[Entries from a dataset of interfaces]
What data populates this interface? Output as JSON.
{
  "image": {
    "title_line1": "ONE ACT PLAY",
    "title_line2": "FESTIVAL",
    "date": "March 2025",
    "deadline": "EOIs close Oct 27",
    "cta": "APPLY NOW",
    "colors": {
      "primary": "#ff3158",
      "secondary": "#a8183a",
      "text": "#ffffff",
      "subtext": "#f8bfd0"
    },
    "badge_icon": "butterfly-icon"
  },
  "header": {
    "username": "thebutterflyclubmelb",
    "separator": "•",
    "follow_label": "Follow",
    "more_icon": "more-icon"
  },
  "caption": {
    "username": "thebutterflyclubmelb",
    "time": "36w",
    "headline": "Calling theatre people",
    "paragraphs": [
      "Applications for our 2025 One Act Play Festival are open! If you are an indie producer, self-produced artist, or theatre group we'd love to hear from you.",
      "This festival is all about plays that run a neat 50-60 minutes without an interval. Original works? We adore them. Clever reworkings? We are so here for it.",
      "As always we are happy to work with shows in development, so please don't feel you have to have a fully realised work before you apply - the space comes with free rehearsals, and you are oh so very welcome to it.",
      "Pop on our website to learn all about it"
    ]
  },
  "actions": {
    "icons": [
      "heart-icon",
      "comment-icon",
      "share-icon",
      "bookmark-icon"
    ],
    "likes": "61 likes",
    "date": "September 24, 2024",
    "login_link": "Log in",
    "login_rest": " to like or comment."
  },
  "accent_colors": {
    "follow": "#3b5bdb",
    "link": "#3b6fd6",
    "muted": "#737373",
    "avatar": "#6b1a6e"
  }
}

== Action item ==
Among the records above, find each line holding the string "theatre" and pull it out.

== Finished task ==
    "headline": "Calling theatre people",
      "Applications for our 2025 One Act Play Festival are open! If you are an indie producer, self-produced artist, or theatre group we'd love to hear from you.",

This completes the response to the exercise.